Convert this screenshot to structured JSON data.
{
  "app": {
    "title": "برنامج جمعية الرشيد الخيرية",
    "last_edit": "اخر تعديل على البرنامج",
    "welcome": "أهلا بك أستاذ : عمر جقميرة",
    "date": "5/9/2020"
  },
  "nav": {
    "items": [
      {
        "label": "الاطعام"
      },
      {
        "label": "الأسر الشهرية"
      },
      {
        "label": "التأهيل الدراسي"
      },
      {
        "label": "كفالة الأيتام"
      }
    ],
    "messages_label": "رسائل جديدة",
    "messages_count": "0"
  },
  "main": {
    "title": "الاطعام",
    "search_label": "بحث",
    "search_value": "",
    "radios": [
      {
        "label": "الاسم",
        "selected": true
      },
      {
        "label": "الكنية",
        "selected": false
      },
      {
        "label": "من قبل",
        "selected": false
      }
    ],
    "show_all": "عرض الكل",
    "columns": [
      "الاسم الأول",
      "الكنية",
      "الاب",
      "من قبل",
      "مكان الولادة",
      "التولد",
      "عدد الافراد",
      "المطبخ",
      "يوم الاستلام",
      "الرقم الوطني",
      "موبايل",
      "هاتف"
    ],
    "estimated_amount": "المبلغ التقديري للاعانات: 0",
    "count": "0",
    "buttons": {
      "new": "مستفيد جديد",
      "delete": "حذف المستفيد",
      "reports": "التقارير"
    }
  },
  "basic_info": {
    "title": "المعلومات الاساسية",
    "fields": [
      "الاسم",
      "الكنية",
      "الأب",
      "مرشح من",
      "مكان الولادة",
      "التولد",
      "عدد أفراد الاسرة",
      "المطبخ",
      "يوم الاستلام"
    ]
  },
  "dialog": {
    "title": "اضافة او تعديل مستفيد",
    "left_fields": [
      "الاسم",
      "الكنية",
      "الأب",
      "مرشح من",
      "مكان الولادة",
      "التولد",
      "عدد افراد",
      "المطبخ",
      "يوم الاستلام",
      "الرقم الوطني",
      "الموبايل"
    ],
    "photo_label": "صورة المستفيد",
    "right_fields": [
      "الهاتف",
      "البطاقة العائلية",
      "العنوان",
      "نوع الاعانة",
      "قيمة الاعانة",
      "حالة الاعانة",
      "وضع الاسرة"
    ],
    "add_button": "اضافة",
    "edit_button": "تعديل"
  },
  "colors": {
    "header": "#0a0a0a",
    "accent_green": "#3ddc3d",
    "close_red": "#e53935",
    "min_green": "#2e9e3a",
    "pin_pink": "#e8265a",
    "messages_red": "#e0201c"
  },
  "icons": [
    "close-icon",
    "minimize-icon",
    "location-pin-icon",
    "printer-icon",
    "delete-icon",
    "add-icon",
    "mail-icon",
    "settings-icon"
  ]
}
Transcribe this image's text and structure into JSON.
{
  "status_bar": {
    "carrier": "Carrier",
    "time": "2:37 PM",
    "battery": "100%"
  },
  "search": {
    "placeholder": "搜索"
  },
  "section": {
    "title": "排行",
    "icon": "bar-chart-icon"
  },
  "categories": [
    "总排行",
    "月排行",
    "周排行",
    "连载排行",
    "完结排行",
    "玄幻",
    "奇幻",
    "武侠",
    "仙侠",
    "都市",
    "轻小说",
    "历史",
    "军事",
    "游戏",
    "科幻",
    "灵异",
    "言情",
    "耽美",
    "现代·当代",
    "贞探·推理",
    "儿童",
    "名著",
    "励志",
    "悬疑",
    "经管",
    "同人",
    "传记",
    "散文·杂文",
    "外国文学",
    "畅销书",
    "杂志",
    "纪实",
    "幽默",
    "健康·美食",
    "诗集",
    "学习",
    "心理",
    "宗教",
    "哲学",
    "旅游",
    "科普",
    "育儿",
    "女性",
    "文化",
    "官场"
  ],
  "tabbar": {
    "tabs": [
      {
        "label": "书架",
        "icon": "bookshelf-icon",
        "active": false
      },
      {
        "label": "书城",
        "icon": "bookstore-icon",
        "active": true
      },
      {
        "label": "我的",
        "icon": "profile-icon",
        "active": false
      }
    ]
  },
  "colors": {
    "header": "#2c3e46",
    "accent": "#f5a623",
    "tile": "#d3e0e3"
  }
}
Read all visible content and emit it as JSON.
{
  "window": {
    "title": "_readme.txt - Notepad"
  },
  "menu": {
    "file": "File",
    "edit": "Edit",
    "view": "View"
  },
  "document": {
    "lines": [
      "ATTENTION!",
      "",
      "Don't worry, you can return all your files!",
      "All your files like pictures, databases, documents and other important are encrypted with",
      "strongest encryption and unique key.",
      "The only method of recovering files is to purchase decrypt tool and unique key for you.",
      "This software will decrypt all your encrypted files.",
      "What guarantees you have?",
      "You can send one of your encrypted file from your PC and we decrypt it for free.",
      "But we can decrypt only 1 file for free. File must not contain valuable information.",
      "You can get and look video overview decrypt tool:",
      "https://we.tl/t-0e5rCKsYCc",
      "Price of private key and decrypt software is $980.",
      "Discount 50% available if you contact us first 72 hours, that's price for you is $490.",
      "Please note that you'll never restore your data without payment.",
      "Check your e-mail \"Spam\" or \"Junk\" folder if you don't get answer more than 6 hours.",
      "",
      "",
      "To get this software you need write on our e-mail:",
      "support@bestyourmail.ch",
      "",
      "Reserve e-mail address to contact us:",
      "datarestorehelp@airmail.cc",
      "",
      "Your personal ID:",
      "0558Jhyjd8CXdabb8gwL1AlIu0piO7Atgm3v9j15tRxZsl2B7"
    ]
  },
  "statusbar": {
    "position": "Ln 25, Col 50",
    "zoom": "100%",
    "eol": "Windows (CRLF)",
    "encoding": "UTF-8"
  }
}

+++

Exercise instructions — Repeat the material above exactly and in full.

Exercise answer —
Convert this screenshot to structured JSON data.
{
  "app": {
    "title": "برنامج جمعية الرشيد الخيرية",
    "last_edit": "اخر تعديل على البرنامج",
    "welcome": "أهلا بك أستاذ : عمر جقميرة",
    "date": "5/9/2020"
  },
  "nav": {
    "items": [
      {
        "label": "الاطعام"
      },
      {
        "label": "الأسر الشهرية"
      },
      {
        "label": "التأهيل الدراسي"
      },
      {
        "label": "كفالة الأيتام"
      }
    ],
    "messages_label": "رسائل جديدة",
    "messages_count": "0"
  },
  "main": {
    "title": "الاطعام",
    "search_label": "بحث",
    "search_value": "",
    "radios": [
      {
        "label": "الاسم",
        "selected": true
      },
      {
        "label": "الكنية",
        "selected": false
      },
      {
        "label": "من قبل",
        "selected": false
      }
    ],
    "show_all": "عرض الكل",
    "columns": [
      "الاسم الأول",
      "الكنية",
      "الاب",
      "من قبل",
      "مكان الولادة",
      "التولد",
      "عدد الافراد",
      "المطبخ",
      "يوم الاستلام",
      "الرقم الوطني",
      "موبايل",
      "هاتف"
    ],
    "estimated_amount": "المبلغ التقديري للاعانات: 0",
    "count": "0",
    "buttons": {
      "new": "مستفيد جديد",
      "delete": "حذف المستفيد",
      "reports": "التقارير"
    }
  },
  "basic_info": {
    "title": "المعلومات الاساسية",
    "fields": [
      "الاسم",
      "الكنية",
      "الأب",
      "مرشح من",
      "مكان الولادة",
      "التولد",
      "عدد أفراد الاسرة",
      "المطبخ",
      "يوم الاستلام"
    ]
  },
  "dialog": {
    "title": "اضافة او تعديل مستفيد",
    "left_fields": [
      "الاسم",
      "الكنية",
      "الأب",
      "مرشح من",
      "مكان الولادة",
      "التولد",
      "عدد افراد",
      "المطبخ",
      "يوم الاستلام",
      "الرقم الوطني",
      "الموبايل"
    ],
    "photo_label": "صورة المستفيد",
    "right_fields": [
      "الهاتف",
      "البطاقة العائلية",
      "العنوان",
      "نوع الاعانة",
      "قيمة الاعانة",
      "حالة الاعانة",
      "وضع الاسرة"
    ],
    "add_button": "اضافة",
    "edit_button": "تعديل"
  },
  "colors": {
    "header": "#0a0a0a",
    "accent_green": "#3ddc3d",
    "close_red": "#e53935",
    "min_green": "#2e9e3a",
    "pin_pink": "#e8265a",
    "messages_red": "#e0201c"
  },
  "icons": [
    "close-icon",
    "minimize-icon",
    "location-pin-icon",
    "printer-icon",
    "delete-icon",
    "add-icon",
    "mail-icon",
    "settings-icon"
  ]
}
Transcribe this image's text and structure into JSON.
{
  "status_bar": {
    "carrier": "Carrier",
    "time": "2:37 PM",
    "battery": "100%"
  },
  "search": {
    "placeholder": "搜索"
  },
  "section": {
    "title": "排行",
    "icon": "bar-chart-icon"
  },
  "categories": [
    "总排行",
    "月排行",
    "周排行",
    "连载排行",
    "完结排行",
    "玄幻",
    "奇幻",
    "武侠",
    "仙侠",
    "都市",
    "轻小说",
    "历史",
    "军事",
    "游戏",
    "科幻",
    "灵异",
    "言情",
    "耽美",
    "现代·当代",
    "贞探·推理",
    "儿童",
    "名著",
    "励志",
    "悬疑",
    "经管",
    "同人",
    "传记",
    "散文·杂文",
    "外国文学",
    "畅销书",
    "杂志",
    "纪实",
    "幽默",
    "健康·美食",
    "诗集",
    "学习",
    "心理",
    "宗教",
    "哲学",
    "旅游",
    "科普",
    "育儿",
    "女性",
    "文化",
    "官场"
  ],
  "tabbar": {
    "tabs": [
      {
        "label": "书架",
        "icon": "bookshelf-icon",
        "active": false
      },
      {
        "label": "书城",
        "icon": "bookstore-icon",
        "active": true
      },
      {
        "label": "我的",
        "icon": "profile-icon",
        "active": false
      }
    ]
  },
  "colors": {
    "header": "#2c3e46",
    "accent": "#f5a623",
    "tile": "#d3e0e3"
  }
}
Read all visible content and emit it as JSON.
{
  "window": {
    "title": "_readme.txt - Notepad"
  },
  "menu": {
    "file": "File",
    "edit": "Edit",
    "view": "View"
  },
  "document": {
    "lines": [
      "ATTENTION!",
      "",
      "Don't worry, you can return all your files!",
      "All your files like pictures, databases, documents and other important are encrypted with",
      "strongest encryption and unique key.",
      "The only method of recovering files is to purchase decrypt tool and unique key for you.",
      "This software will decrypt all your encrypted files.",
      "What guarantees you have?",
      "You can send one of your encrypted file from your PC and we decrypt it for free.",
      "But we can decrypt only 1 file for free. File must not contain valuable information.",
      "You can get and look video overview decrypt tool:",
      "https://we.tl/t-0e5rCKsYCc",
      "Price of private key and decrypt software is $980.",
      "Discount 50% available if you contact us first 72 hours, that's price for you is $490.",
      "Please note that you'll never restore your data without payment.",
      "Check your e-mail \"Spam\" or \"Junk\" folder if you don't get answer more than 6 hours.",
      "",
      "",
      "To get this software you need write on our e-mail:",
      "support@bestyourmail.ch",
      "",
      "Reserve e-mail address to contact us:",
      "datarestorehelp@airmail.cc",
      "",
      "Your personal ID:",
      "0558Jhyjd8CXdabb8gwL1AlIu0piO7Atgm3v9j15tRxZsl2B7"
    ]
  },
  "statusbar": {
    "position": "Ln 25, Col 50",
    "zoom": "100%",
    "eol": "Windows (CRLF)",
    "encoding": "UTF-8"
  }
}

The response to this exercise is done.